Exactly five years ago, when my memoir, Goodbye Shanghai was launched at the art deco Astor Theatre in Melbourne to mark my 75th birthday, I experienced a sense of relief. The years of research and writing were over and a beautifully produced book was testament to a story that I had been continuously urged to tell since my first days in Australia.
The presentation of the book to each of our grandchildren and to our many friends at the launch party appeared to possess all the hallmarks of closure. Far from it! Instead, the launch of Goodbye Shanghai spawned a most unexpected aftermath of events.
Shortly after the launch, I received a surprising offer to have the book translated into Mandarin, which, in turn, led to its eventual publication in Shanghai. Since its release in 2013, this foreign language edition has been well received by the intended Chinese readership.
An unanticipated but very welcome event also occurred when Brother Tony Paterson, a senior Marist Brother in Melbourne, purchased a copy of the book and found, to his great surprise, a whole chapter devoted to my schooling by this same Catholic teaching order in Shanghai. I had the pleasure of sharing my school memorabilia with Brother Tony and his subsequent warm review of the book in the order’s journal, Lavalla cemented a connection I will continue to cherish.

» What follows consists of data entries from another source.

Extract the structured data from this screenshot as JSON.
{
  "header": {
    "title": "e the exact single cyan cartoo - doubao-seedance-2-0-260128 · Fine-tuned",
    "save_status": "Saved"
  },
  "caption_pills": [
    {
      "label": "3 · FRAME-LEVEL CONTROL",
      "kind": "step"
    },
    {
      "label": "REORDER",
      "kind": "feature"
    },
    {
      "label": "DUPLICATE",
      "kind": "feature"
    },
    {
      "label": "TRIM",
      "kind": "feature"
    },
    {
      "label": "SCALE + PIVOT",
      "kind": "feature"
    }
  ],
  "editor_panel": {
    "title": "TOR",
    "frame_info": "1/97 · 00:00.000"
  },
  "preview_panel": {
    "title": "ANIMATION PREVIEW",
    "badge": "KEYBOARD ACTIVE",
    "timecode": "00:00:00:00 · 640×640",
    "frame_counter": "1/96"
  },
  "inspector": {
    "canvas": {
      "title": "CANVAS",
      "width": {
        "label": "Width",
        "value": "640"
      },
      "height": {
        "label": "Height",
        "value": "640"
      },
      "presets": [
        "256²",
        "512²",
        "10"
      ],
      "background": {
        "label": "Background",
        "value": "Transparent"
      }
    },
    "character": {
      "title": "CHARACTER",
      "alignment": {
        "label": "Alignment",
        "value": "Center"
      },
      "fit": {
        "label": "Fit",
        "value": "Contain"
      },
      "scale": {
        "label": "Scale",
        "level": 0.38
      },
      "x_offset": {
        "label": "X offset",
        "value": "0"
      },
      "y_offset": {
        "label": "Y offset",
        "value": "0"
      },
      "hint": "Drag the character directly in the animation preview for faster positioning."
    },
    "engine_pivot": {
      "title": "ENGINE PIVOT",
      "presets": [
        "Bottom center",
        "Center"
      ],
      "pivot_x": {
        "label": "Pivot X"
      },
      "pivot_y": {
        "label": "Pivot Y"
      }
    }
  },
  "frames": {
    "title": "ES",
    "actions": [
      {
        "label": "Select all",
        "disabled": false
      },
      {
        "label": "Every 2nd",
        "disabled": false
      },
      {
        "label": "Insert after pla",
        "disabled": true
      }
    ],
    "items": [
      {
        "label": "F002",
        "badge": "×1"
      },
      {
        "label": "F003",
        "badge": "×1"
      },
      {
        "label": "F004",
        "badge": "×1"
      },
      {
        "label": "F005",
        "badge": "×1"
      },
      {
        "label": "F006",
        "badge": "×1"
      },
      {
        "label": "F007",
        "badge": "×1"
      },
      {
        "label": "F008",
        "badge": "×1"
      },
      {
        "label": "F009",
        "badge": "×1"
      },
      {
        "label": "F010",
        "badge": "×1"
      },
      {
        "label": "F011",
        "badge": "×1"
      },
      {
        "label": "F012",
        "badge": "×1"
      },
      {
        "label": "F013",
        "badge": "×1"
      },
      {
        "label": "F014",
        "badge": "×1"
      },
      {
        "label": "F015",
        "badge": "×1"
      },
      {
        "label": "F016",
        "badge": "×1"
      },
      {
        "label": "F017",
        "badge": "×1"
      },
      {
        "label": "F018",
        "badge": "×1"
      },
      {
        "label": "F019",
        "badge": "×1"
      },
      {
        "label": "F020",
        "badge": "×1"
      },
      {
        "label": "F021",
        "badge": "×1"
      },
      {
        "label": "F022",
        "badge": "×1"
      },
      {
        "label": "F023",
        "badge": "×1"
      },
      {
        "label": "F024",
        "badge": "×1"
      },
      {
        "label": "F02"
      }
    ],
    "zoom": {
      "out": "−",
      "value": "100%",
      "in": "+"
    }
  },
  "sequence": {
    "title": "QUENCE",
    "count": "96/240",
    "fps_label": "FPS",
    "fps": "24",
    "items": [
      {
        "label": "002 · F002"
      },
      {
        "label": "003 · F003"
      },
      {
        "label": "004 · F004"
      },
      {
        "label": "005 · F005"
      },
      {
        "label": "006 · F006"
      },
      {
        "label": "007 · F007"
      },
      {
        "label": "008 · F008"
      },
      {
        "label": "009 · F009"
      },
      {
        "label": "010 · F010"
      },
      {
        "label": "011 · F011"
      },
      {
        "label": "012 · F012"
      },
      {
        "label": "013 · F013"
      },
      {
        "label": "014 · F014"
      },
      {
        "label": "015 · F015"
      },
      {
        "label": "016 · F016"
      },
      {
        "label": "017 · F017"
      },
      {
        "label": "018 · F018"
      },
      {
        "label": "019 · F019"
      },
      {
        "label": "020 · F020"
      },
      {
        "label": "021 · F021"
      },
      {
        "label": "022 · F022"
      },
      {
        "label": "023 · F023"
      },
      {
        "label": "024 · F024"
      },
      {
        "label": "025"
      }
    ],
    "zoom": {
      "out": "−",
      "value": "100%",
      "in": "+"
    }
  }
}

Another Goodbye Shanghai highlight was the literary event organised by the Shanghai Historical Society in 2011. I was invited to speak about my experiences of growing up in a bygone Shanghai to an audience of current residents at the Glamour Bar, situated on the famous Shanghai Bund. I was so pleased that the event coincided with our extended family tour of China and that all 16 members of my family could attend.
Most surprising of all was the chance reconnection with the large North American family of my natural mother, Bronia, with whom I had lost all contact at the age of 7. Liza Zaslavsky, the daughter of Bronia’s brother, was recommended Goodbye Shanghai by a friend and she purchased a copy to learn more about the life of the Russian Jewish Community of Shanghai where she was also born. To her amazement, she realised that we were first cousins. I had the pleasure of meeting Liza and learning more about my maternal family when she visited from Canada in 2013.
At the urging of my family, I narrated the audio version of my memoir and the book is also now available as an Ebook. I am confident that with the launch of this website and my increased ability to connect with all those interested in the Jewish history of Shanghai, Goodbye Shanghai will continue to carry me on an extraordinary journey.